So I know I already told you it is the PERiodical Source Index but what is it really? Organized by the Allen County Public Library Genealogy Center (ACPLGA) and Find My Past, PERSI connects you with thousands of articles for genealogy and local history.  Though initially just an index relaying articles and their locations to users, the ACPLGA and Find My Past are working to digitize the articles to give family historians instant gratification.

How to Use PERSI

I’ve always understood what PERSI is, my trouble has been actually using it.  So here are some tips I’ve accumulated in my search.

How to Find PERSI

PERSI can be found by going to Find My Past, then using the toolbar at the top of the screen select “Search” and then when the pull-down menu appears select “Newspapers and Periodicals”.

Search for PERSI

On the left-hand side of the screen near the top you will see a heading “Choose from Our Collections”, fill in the dot next to “PERiodical Source Index” and you’ll be ready to go!

PERSI Screen

PERSI is Subject Based

It does not search the text of articles, it searches the terms or keywords assigned to articles by the people who created PERSI.  For example, you may come across an article that is all about your family, but if the person who indexed the article just assigned it “Bedford County” (where your people may have lived) searching for your family name will give you 0 hits. For best results you are better off to use the “Where” or “What Else” options on the search bar.

PERSI Search

Lots of Filters

PERSI provides you with nine different filters to help narrow the number of results you receive.  These filters include: last names, country, state, county, town/city, subject, keyword, and database title. These are located down the left-hand side of the screen.

Since the world knows I have family in Bedford County, Pennsylvania, I went ahead and did a search on Bedford.  By just putting Bedford County, Pa in the “Where” box (see above), I ended up getting 4,359 hits. This included places in England, Massachusetts, etc., which was amazing as I had Pennsylvania as part of my where.

By filling in the country, state, and county fillers along the left-hand side of the screen, I lessened my hits to 1,350.  Here is a screenshot:

PERSI Screen

Please Note

If you click on an article, it is not going to take you to the page you are seeking.  You will most likely have to read/skim through a book/paper/article to find the information you are seeking.  Try to be optimistic, this may be a good thing as you may find more information than you bargained for which is a big YAY!

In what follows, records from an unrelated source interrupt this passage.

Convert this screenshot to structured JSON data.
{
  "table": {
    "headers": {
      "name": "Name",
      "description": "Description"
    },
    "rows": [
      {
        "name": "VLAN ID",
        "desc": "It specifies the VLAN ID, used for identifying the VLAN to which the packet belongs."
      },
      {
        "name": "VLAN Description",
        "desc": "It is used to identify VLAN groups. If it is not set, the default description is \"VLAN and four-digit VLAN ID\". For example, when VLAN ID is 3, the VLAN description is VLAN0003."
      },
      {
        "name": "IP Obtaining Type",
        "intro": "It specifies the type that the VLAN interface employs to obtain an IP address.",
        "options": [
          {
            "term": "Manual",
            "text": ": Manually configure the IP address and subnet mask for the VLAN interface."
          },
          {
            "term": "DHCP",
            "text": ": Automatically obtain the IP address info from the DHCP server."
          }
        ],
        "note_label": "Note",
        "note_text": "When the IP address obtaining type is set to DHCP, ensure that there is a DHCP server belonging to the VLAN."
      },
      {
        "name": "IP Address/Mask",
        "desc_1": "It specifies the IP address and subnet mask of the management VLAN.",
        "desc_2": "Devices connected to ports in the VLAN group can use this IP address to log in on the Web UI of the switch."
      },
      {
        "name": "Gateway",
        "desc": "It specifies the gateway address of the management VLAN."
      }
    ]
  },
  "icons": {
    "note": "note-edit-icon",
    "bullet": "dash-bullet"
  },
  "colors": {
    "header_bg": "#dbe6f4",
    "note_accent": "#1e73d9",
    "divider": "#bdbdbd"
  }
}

Remember, not all articles/books/papers have been digitized so some books you may have to do an interlibrary loan to see.  I know earlier today I found an article from the Bedford County Historical Society that was done on my 5x Great Grandfather, Peter Morgart, in their newsletter.  I am attempting to see if they have past newsletters online, or if I need to pay for a copy of that 1994 newsletter.  I’ll keep you posted, it’s presently a Saturday and they are closed.

Lastly, you are able to search PERSI for free but to view records you do need a subscription to Find My Past.  I know I don’t always have a subscription for all the different sites for genealogy but I know my local library (at least my Main Library) has the library edition of  Find My Past for free where you can view the documents that are digitized. If you find an item that isn’t digitized, you would already be at the library and maybe you can set up an inter-library loan.

I’ll probably update this in the future.  I presently have a simple subscription to Find My Past from when I joined my state genealogical society.  It goes bye-bye in December so I am going to try to focus some of my research endeavors on here so I can utilize it before it’s gone (I say simple as I have learned many documents I need to view for my English ancestors are a higher subscription than the free one I received for signing up with my state society).

Just another valuable tool to maybe help you get the final piece of a puzzle for your ancestors.  Good luck searching!